The Blalock-Taussig Shunt procedure is only a temporary measure in the treatment of this disorder. At 6 months of age, a repair operation is usually performed.

In most cases of pulmonary atresia without a VSD, the right ventricle is quite small and cannot function effectively as the pumping chamber that sends blue blood to the lungs. This condition falls into the category of "single ventricle" heart defects, which are discussed elsewhere. The ultimate operation for these defects is the Fontan procedure.

If the right ventricle is of normal or near normal size, then the Pulmonary Atresia Repair operation involves patching the ventricular septal defect (if present) and removing the Gore-Tex shunt that was inserted during the Blalock-Taussig Shunt procedure. Sometimes, if the pulmonary artery is of normal size, it is also necessary to remove the atretic valve and enlarge parts of the pulmonary artery through the insertion of one or more patches (see animation to left).

In more severe cases, a conduit, or tube with a valve at one end, is inserted between the branches of the pulmonary artery and the right ventricle.
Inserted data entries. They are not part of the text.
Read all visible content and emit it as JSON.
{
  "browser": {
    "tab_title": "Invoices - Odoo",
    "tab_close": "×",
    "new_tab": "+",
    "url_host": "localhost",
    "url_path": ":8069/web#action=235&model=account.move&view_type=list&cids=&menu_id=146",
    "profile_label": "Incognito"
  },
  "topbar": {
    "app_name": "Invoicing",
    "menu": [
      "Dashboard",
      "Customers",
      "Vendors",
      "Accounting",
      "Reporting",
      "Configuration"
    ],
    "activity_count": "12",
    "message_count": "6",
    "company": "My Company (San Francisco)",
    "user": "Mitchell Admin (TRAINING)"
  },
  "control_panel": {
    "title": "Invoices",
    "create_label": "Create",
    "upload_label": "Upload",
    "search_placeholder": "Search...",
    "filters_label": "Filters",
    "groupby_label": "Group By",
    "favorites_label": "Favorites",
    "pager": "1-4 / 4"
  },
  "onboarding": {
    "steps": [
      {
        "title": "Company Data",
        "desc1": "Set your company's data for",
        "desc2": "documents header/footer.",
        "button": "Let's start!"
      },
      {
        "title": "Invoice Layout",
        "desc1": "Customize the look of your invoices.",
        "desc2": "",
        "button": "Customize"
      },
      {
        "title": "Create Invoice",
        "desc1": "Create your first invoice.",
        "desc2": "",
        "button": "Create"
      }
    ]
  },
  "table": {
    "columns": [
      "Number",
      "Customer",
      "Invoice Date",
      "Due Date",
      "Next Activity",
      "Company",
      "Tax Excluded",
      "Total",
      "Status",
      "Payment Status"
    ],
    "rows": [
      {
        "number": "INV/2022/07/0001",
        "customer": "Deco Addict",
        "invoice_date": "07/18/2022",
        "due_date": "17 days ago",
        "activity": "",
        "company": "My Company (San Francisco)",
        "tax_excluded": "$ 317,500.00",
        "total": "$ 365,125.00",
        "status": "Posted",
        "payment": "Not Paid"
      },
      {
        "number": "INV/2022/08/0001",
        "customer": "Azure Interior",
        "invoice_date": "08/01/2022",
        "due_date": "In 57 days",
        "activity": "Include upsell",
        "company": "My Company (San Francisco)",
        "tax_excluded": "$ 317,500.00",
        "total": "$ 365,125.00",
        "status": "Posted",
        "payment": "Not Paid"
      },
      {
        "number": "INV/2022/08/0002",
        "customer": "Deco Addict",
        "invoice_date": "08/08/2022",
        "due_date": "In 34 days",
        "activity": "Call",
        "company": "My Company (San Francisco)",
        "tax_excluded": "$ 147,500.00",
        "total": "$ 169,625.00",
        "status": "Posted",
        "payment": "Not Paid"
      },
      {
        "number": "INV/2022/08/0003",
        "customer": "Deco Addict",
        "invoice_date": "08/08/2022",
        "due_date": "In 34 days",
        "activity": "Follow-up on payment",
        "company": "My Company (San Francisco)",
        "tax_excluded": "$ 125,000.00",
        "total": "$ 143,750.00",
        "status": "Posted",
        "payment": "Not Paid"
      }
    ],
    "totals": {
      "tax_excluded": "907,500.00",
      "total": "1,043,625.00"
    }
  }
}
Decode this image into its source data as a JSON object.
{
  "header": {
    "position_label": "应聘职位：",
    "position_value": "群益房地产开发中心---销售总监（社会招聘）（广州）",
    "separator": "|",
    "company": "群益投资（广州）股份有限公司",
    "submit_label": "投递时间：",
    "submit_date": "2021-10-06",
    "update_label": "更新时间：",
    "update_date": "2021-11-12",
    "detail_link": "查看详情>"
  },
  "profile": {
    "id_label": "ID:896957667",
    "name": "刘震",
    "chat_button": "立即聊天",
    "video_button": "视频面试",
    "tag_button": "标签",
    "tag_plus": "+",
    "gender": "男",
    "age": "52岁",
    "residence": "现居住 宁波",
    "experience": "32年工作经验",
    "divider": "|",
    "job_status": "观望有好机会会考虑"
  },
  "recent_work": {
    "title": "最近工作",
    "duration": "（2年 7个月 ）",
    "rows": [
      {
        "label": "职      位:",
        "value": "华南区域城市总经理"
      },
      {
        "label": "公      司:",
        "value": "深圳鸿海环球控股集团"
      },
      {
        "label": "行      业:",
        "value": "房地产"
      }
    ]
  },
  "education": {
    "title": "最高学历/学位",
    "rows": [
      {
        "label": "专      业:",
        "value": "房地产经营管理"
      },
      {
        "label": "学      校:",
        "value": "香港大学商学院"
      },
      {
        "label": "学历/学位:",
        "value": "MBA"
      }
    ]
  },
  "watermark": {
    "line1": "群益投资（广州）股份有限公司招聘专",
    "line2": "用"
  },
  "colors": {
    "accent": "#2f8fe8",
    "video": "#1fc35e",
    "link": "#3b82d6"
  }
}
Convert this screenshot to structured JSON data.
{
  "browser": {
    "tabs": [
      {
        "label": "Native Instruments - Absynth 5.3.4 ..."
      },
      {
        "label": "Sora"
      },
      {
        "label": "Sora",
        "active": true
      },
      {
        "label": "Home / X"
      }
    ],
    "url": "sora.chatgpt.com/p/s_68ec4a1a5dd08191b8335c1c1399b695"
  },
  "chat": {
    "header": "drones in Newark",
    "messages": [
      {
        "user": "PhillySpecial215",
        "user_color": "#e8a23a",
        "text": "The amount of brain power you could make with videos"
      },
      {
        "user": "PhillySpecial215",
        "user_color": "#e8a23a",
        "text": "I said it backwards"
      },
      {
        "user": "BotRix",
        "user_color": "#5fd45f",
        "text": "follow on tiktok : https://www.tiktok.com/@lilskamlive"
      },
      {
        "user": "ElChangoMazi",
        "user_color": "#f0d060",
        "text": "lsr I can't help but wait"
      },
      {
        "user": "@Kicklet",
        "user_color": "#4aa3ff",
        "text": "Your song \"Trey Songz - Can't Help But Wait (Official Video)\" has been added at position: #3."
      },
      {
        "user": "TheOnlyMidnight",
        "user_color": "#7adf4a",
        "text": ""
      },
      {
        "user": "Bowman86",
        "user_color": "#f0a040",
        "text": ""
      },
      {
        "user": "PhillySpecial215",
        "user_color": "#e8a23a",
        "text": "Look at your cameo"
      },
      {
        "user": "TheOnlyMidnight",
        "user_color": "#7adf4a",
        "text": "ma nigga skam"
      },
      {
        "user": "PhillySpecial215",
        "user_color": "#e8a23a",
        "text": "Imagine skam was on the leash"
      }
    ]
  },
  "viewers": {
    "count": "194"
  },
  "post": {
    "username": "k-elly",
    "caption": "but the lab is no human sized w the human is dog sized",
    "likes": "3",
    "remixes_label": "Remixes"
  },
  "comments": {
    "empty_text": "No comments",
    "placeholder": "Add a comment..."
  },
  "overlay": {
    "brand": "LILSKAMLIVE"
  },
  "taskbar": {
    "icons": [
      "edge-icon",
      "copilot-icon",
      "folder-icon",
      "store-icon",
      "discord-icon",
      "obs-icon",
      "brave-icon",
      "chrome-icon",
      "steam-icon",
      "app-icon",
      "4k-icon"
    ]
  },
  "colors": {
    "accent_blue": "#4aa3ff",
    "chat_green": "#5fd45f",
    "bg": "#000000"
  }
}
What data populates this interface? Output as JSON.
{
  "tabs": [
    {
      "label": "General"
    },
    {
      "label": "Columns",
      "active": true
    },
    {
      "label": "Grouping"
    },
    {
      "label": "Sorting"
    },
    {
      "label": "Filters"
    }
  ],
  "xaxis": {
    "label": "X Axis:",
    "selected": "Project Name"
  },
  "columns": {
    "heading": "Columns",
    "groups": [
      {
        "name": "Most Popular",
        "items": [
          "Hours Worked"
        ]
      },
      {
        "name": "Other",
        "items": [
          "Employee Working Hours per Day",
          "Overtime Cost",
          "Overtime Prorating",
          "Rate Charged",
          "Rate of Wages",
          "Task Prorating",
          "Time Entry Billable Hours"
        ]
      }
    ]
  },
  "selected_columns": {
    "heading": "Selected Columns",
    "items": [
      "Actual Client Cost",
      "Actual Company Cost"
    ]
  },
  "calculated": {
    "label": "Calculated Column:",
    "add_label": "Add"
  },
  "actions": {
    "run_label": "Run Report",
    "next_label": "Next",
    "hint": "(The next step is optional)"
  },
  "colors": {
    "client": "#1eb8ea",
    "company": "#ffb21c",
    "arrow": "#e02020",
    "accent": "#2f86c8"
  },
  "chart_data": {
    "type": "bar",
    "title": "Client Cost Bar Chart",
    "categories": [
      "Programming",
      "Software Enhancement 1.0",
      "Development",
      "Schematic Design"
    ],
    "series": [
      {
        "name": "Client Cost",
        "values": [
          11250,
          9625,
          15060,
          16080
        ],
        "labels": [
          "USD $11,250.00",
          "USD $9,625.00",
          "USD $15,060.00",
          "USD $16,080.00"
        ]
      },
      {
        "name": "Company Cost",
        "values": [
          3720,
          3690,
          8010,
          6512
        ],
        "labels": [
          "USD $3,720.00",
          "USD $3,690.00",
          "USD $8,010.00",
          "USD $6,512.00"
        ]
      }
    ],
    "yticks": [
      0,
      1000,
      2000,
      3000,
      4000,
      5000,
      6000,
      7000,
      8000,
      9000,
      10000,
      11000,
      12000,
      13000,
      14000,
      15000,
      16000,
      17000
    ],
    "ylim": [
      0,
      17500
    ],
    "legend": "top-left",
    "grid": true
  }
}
In essence, the closed segment of the pulmonary artery is replaced by an artificial but normally functioning pulmonary artery base and pulmonary valve.

Postoperative recovery is variable, depending on the individual's anatomy and the nature of the surgery. The average hospital stay is from one to two weeks.